South Sudanese President Salva Kiir assured on Monday that he is not opposed to deployment of additional UN peacekeepers in the country, but however called for further discussion on the subject.
“We must engage in dialogue and exchange ideas on how best to move forward instead of being presented with a fait accompli by outsiders,” Kiir said in parliament in Juba.
“We are not opposed to any help and we gladly listen to advice but assistance requires dialogue and should not be imposed on the risk of becoming an intervention that compromises our sovereignty and diminishes our capacity to govern effectively,” he added.
The South Sudanese president seems to have softened his stance on the dispatch of a regional force to reinforce the UN Mission in South Sudan (UNMISS), consisting of 12,000 soldiers. Ahead of the UN vote on Friday Juba had rejected the draft resolution, believing in particular that it undermined its sovereignty.
The Security Council authorized the deployment of 4,0000 additional troops on Friday to south Sudan. The UN resolution also threatens to impose an arms embargo on the country, if the Kiir’s government blocks the deployment.
The resolution was adopted after heaving fighting broke out early July in Juba between government forces and former rebels.
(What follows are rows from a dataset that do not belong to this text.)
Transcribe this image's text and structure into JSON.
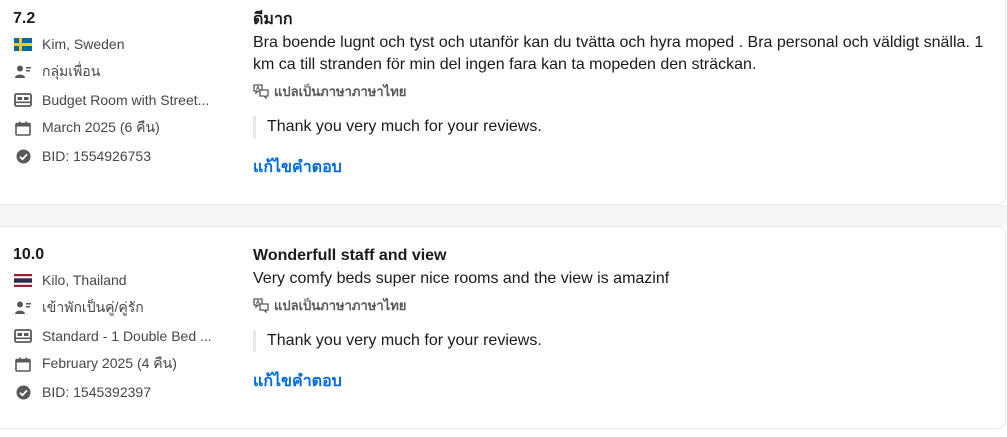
{
  "reviews": [
    {
      "score": "7.2",
      "reviewer": "Kim, Sweden",
      "country_flag": "sweden",
      "traveler_type": "กลุ่มเพื่อน",
      "room": "Budget Room with Street...",
      "stay": "March 2025 (6 คืน)",
      "booking_id": "BID: 1554926753",
      "title": "ดีมาก",
      "body": "Bra boende lugnt och tyst och utanför kan du tvätta och hyra moped . Bra personal och väldigt snälla. 1 km ca till stranden för min del ingen fara kan ta mopeden den sträckan.",
      "translate_label": "แปลเป็นภาษาภาษาไทย",
      "response": "Thank you very much for your reviews.",
      "edit_label": "แก้ไขคำตอบ"
    },
    {
      "score": "10.0",
      "reviewer": "Kilo, Thailand",
      "country_flag": "thailand",
      "traveler_type": "เข้าพักเป็นคู่/คู่รัก",
      "room": "Standard - 1 Double Bed ...",
      "stay": "February 2025 (4 คืน)",
      "booking_id": "BID: 1545392397",
      "title": "Wonderfull staff and view",
      "body": "Very comfy beds super nice rooms and the view is amazinf",
      "translate_label": "แปลเป็นภาษาภาษาไทย",
      "response": "Thank you very much for your reviews.",
      "edit_label": "แก้ไขคำตอบ"
    }
  ],
  "colors": {
    "link": "#006ce4",
    "meta_text": "#474747",
    "icon": "#595959"
  }
}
The fighting that has also been dotted with rape incidences has left hundreds dead and more than 70,000 refugees.